Charities should have the highest standards of accountability and transparency when they lobby or campaign, says Karl Wilding of the NCVO
The National Council for Voluntary Organisations is to publish a code of good practice for lobbying and campaigning by charities.
The umbrella body made the announcement in response to the publication of the government’s Transparency of Lobbying, Non-Party Campaigning and Trade Union Administration Bill on Wednesday.
Karl Wilding, director of public policy at the NCVO, described the bill as a "missed opportunity to restore some trust in politics".
He said the bill, which would introduce a statutory register for lobbying consultancies and tighter regulations for the amount organisations can spend on political campaigning during election periods, was not broad enough.

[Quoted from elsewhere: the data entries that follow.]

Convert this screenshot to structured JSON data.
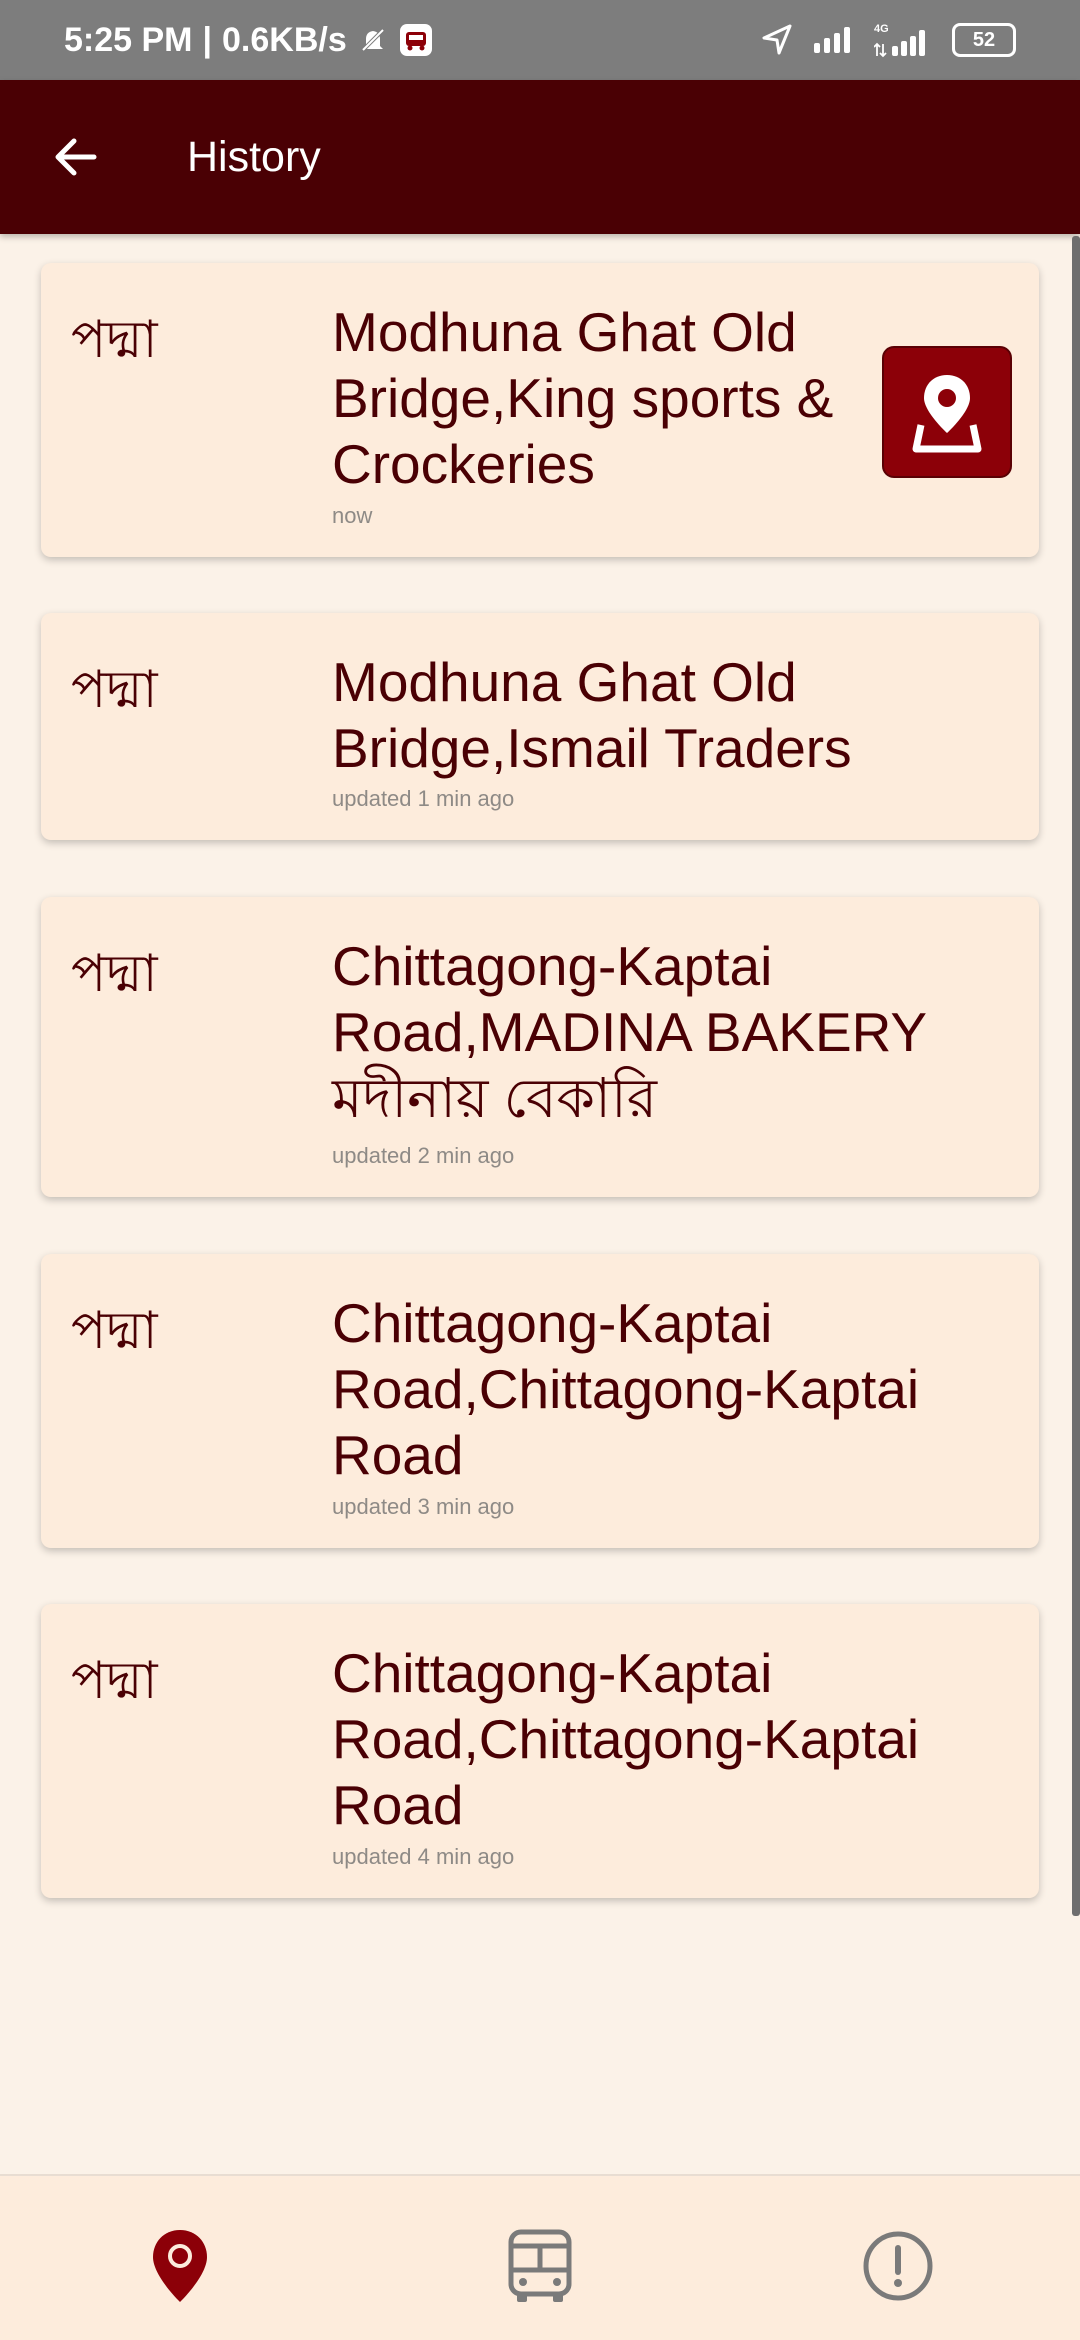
{
  "status_bar": {
    "time": "5:25 PM",
    "separator": "|",
    "speed": "0.6KB/s",
    "network_label": "4G",
    "battery": "52"
  },
  "app_bar": {
    "title": "History",
    "back_icon": "arrow-left-icon"
  },
  "history": [
    {
      "route": "পদ্মা",
      "place": "Modhuna Ghat Old Bridge,King sports & Crockeries",
      "time": "now",
      "has_map_button": true
    },
    {
      "route": "পদ্মা",
      "place": "Modhuna Ghat Old Bridge,Ismail Traders",
      "time": "updated 1 min ago"
    },
    {
      "route": "পদ্মা",
      "place": "Chittagong-Kaptai Road,MADINA BAKERY মদীনায় বেকারি",
      "time": "updated 2 min ago"
    },
    {
      "route": "পদ্মা",
      "place": "Chittagong-Kaptai Road,Chittagong-Kaptai Road",
      "time": "updated 3 min ago"
    },
    {
      "route": "পদ্মা",
      "place": "Chittagong-Kaptai Road,Chittagong-Kaptai Road",
      "time": "updated 4 min ago"
    }
  ],
  "bottom_nav": {
    "items": [
      {
        "icon": "location-pin-icon",
        "active": true
      },
      {
        "icon": "bus-icon",
        "active": false
      },
      {
        "icon": "alert-circle-icon",
        "active": false
      }
    ]
  },
  "colors": {
    "primary": "#4a0004",
    "accent": "#8c0008",
    "card": "#fdecdc",
    "background": "#fbf2e8",
    "inactive_icon": "#7a7a7a"
  }
}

"People have a right to know who is trying to influence policy and why," he said. "The best way to achieve full transparency is with a universal register, run by an independent body, linked to a clear code of conduct.
"While charities aren’t generally thought to be part of the problem, we believe they should nevertheless have the highest standards of accountability and transparency.
"Given the narrow scope of this bill, we will create our own code of good practice for charities that lobby and campaign to make sure we retain the current high levels of public trust and confidence in charities."
An NCVO spokeswoman said the organisation had hoped the register would cover a wider range of lobbyists than just consultancies, and include others such as charities and trade unions. "If you’re going to do this we think it really should be universal," she said.
She said it was also disappointing that the bill did not include a code of good conduct for lobbyists, setting out standards of behaviour.
The NCVO will consult members about the scope of the code later this year.